I was moved by EcoSoul’s musings on the Gulf Oil Spill:
I find myself near tears every time I see images of the disaster caused by BP in the Gulf of Mexico. I’ve resorted to not reading everything that is posted on FB nor watching much television but as I spend time in South Texas with my family I am reminded of the intimate connection I have had with the Gulf. It is the first natural body of water I ever swam in, and it is the body of water that gave me the taste of my first shrimp. It is the place I spent time with my mother as a child; just she and I walking along the beach enjoying each others company. I am grateful for the Gulf and as a spiritual person who is an Oricha priest I recognize the natural spirit of Yemaya as a deity of nurturance and family and abundance and the home of the millions of ancestors that did not survive the Middle Passage. I weep for all that humans have done to desecrate the earth, sky and sea. We have become alienated against nature, due to a variety of reasons but now we have the opportunity to reconnect, to wake up and recognize that we are not separate from nature and all of it is sacred.

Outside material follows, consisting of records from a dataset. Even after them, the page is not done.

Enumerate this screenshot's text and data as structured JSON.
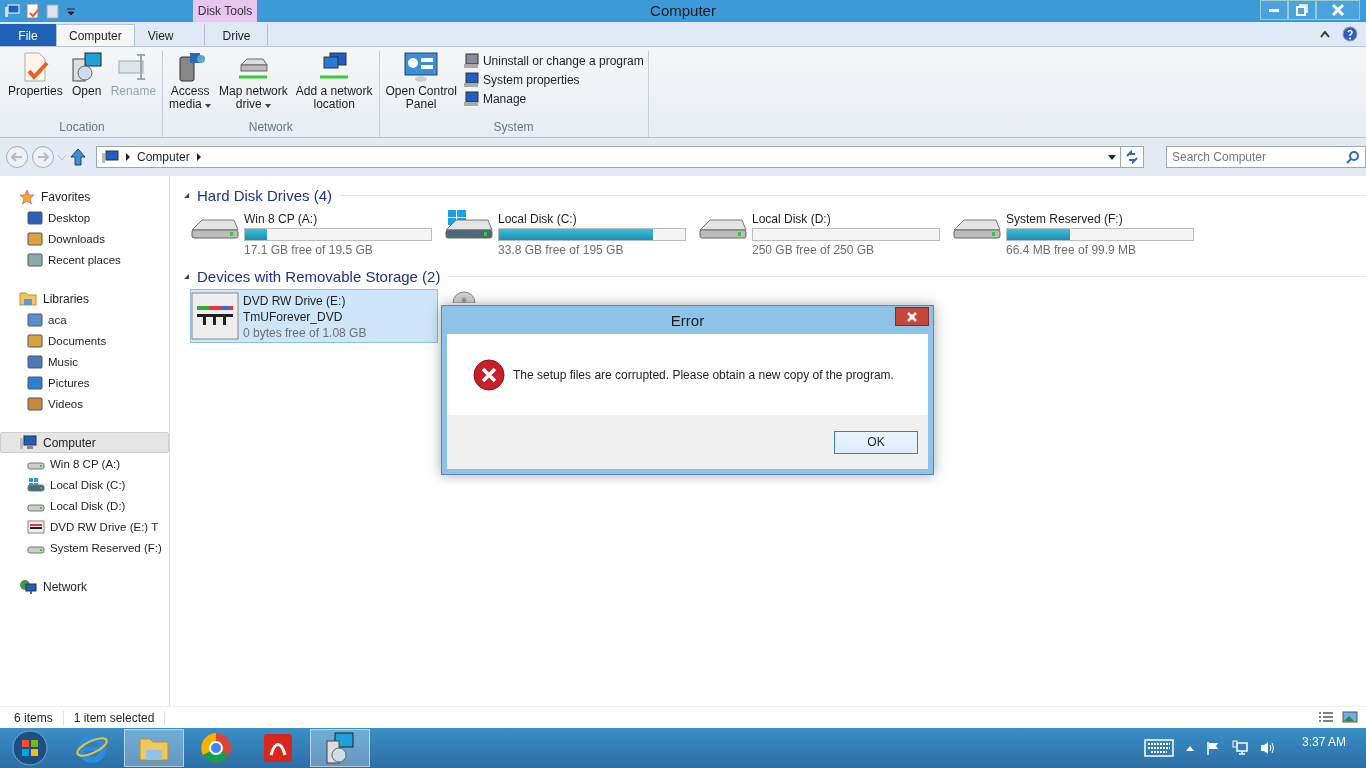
{
  "window": {
    "title": "Computer"
  },
  "context_tab": {
    "label": "Disk Tools"
  },
  "tabs": [
    {
      "label": "File",
      "kind": "file",
      "selected": false
    },
    {
      "label": "Computer",
      "kind": "tab",
      "selected": true
    },
    {
      "label": "View",
      "kind": "tab",
      "selected": false
    },
    {
      "label": "Drive",
      "kind": "tab",
      "selected": false
    }
  ],
  "ribbon_groups": [
    {
      "label": "Location",
      "kind": "large",
      "items": [
        {
          "label": "Properties",
          "dropdown": false,
          "disabled": false
        },
        {
          "label": "Open",
          "dropdown": false,
          "disabled": false
        },
        {
          "label": "Rename",
          "dropdown": false,
          "disabled": true
        }
      ]
    },
    {
      "label": "Network",
      "kind": "large",
      "items": [
        {
          "label": "Access\nmedia",
          "dropdown": true,
          "disabled": false
        },
        {
          "label": "Map network\ndrive",
          "dropdown": true,
          "disabled": false
        },
        {
          "label": "Add a network\nlocation",
          "dropdown": false,
          "disabled": false
        }
      ]
    },
    {
      "label": "System",
      "kind": "mixed",
      "items": [
        {
          "label": "Open Control\nPanel",
          "dropdown": false,
          "disabled": false
        }
      ],
      "small_items": [
        {
          "label": "Uninstall or change a program"
        },
        {
          "label": "System properties"
        },
        {
          "label": "Manage"
        }
      ]
    }
  ],
  "address": {
    "breadcrumb": [
      "Computer"
    ]
  },
  "search": {
    "placeholder": "Search Computer"
  },
  "sidebar": {
    "groups": [
      {
        "label": "Favorites",
        "selected": false,
        "children": [
          {
            "label": "Desktop",
            "selected": false
          },
          {
            "label": "Downloads",
            "selected": false
          },
          {
            "label": "Recent places",
            "selected": false
          }
        ]
      },
      {
        "label": "Libraries",
        "selected": false,
        "children": [
          {
            "label": "aca",
            "selected": false
          },
          {
            "label": "Documents",
            "selected": false
          },
          {
            "label": "Music",
            "selected": false
          },
          {
            "label": "Pictures",
            "selected": false
          },
          {
            "label": "Videos",
            "selected": false
          }
        ]
      },
      {
        "label": "Computer",
        "selected": true,
        "children": [
          {
            "label": "Win 8 CP (A:)",
            "selected": false
          },
          {
            "label": "Local Disk (C:)",
            "selected": false
          },
          {
            "label": "Local Disk (D:)",
            "selected": false
          },
          {
            "label": "DVD RW Drive (E:) T",
            "selected": false
          },
          {
            "label": "System Reserved (F:)",
            "selected": false
          }
        ]
      },
      {
        "label": "Network",
        "selected": false
      }
    ]
  },
  "sections": [
    {
      "title": "Hard Disk Drives (4)",
      "kind": "disks",
      "items": [
        {
          "name": "Win 8 CP (A:)",
          "free": "17.1 GB free of 19.5 GB",
          "level": 0.12,
          "selected": false
        },
        {
          "name": "Local Disk (C:)",
          "free": "33.8 GB free of 195 GB",
          "level": 0.83,
          "selected": false
        },
        {
          "name": "Local Disk (D:)",
          "free": "250 GB free of 250 GB",
          "level": 0,
          "selected": false
        },
        {
          "name": "System Reserved (F:)",
          "free": "66.4 MB free of 99.9 MB",
          "level": 0.34,
          "selected": false
        }
      ]
    },
    {
      "title": "Devices with Removable Storage (2)",
      "kind": "removable",
      "items": [
        {
          "name": "DVD RW Drive (E:)",
          "volume": "TmUForever_DVD",
          "free": "0 bytes free of 1.08 GB",
          "selected": true
        }
      ]
    }
  ],
  "status_bar": {
    "count": "6 items",
    "selection": "1 item selected"
  },
  "dialog": {
    "title": "Error",
    "message": "The setup files are corrupted. Please obtain a new copy of the program.",
    "button": "OK"
  },
  "taskbar": {
    "apps": [
      {
        "active": false
      },
      {
        "active": true
      },
      {
        "active": false
      },
      {
        "active": false
      },
      {
        "active": true
      }
    ],
    "time": "3:37 AM"
  }
}
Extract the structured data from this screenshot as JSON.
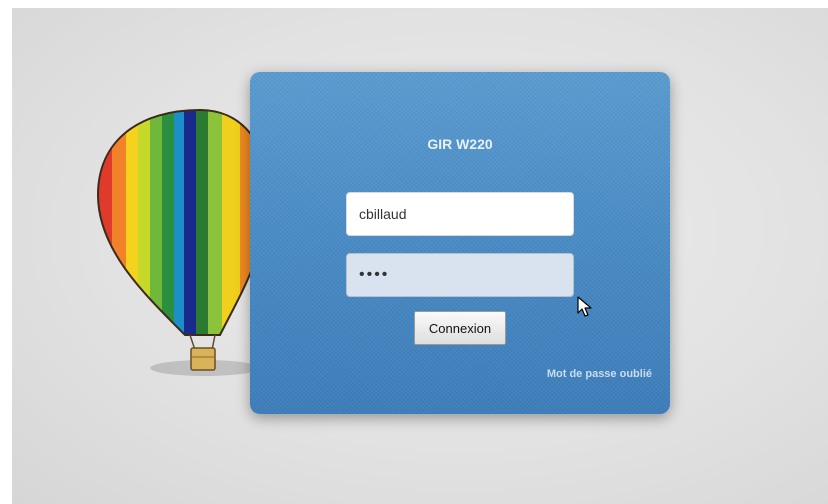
{
  "login": {
    "title": "GIR W220",
    "username_value": "cbillaud",
    "password_value": "••••",
    "submit_label": "Connexion",
    "forgot_password_label": "Mot de passe oublié"
  },
  "colors": {
    "panel": "#4a8cc6",
    "page_background": "#e2e2e2"
  },
  "icons": {
    "logo": "hot-air-balloon-icon",
    "pointer": "mouse-cursor-icon"
  }
}
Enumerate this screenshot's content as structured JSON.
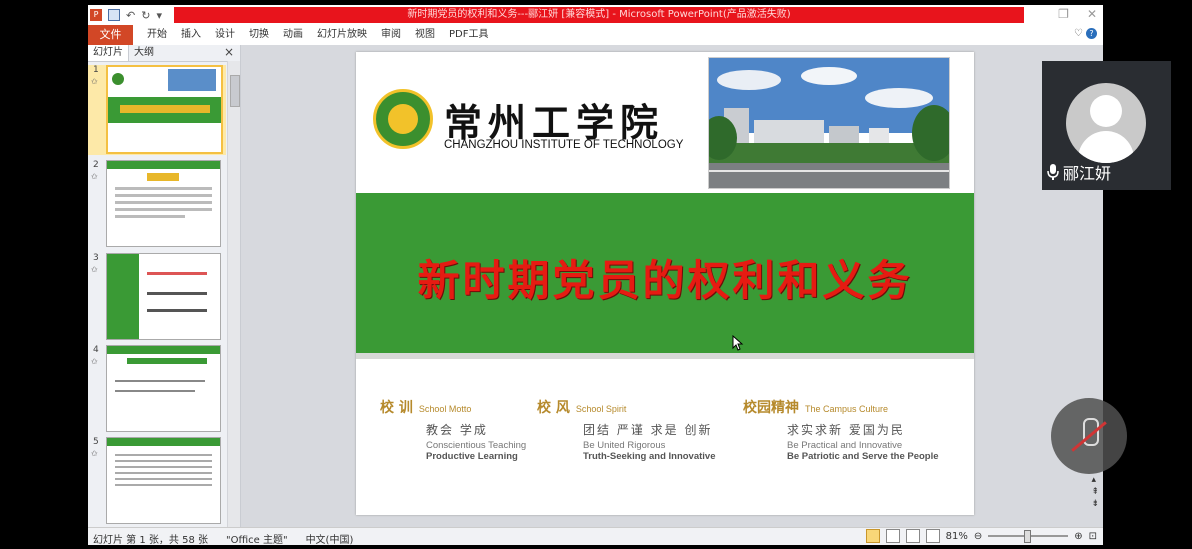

This is a revolutionary idea for some; the belief and understanding that nature is sacred, that there are messages of healing and hope found in the bosom of the earth if only we would make ourselves available to listen. So as we take in the trauma of seeing millions of gallons of oil in the gulf and the many animal and plant life that have been destroyed honor the trauma that you feel–it means you are ALIVE and a feeling sentinent being; you are not strange, or too sensitive you are a human being that recognizes and feels your connection to all beings not just the two legged.
An Ecotherapy blog post by Linda Buzzel states that psychology is gaining a better understanding of the impact of second hand trauma on the human psyche. And because of the ubiquity of the environmental and human disasters we now face, most of us suffer from it. According to the psychologist Peter Levine the author of “Waking the Tiger: The Innate Capacity to Transform Overwhelming Experiences” animals deal with trauma by literally shaking it off and going on with life, and not getting themselves stuck in the fight, flight freeze syndrome that keeps humans in a constant state of stress.
The new field of ecotherapy suggests we develop strategies to learn how to deal with this type of trauma. Reconnecting with nature through ritual, joining a local conservation group, advocating for environmental justice, and reducing our consumption of oil are some strategies for healing the trauma and pain we may feel.
May we all find our way back home to our true nature, may our prayers of healing extend to our nonhuman allies and may we shake off this trauma so that we can be awake and grounded to make sure that it never happens again.
PHOTOS BY DIANNE GLAVE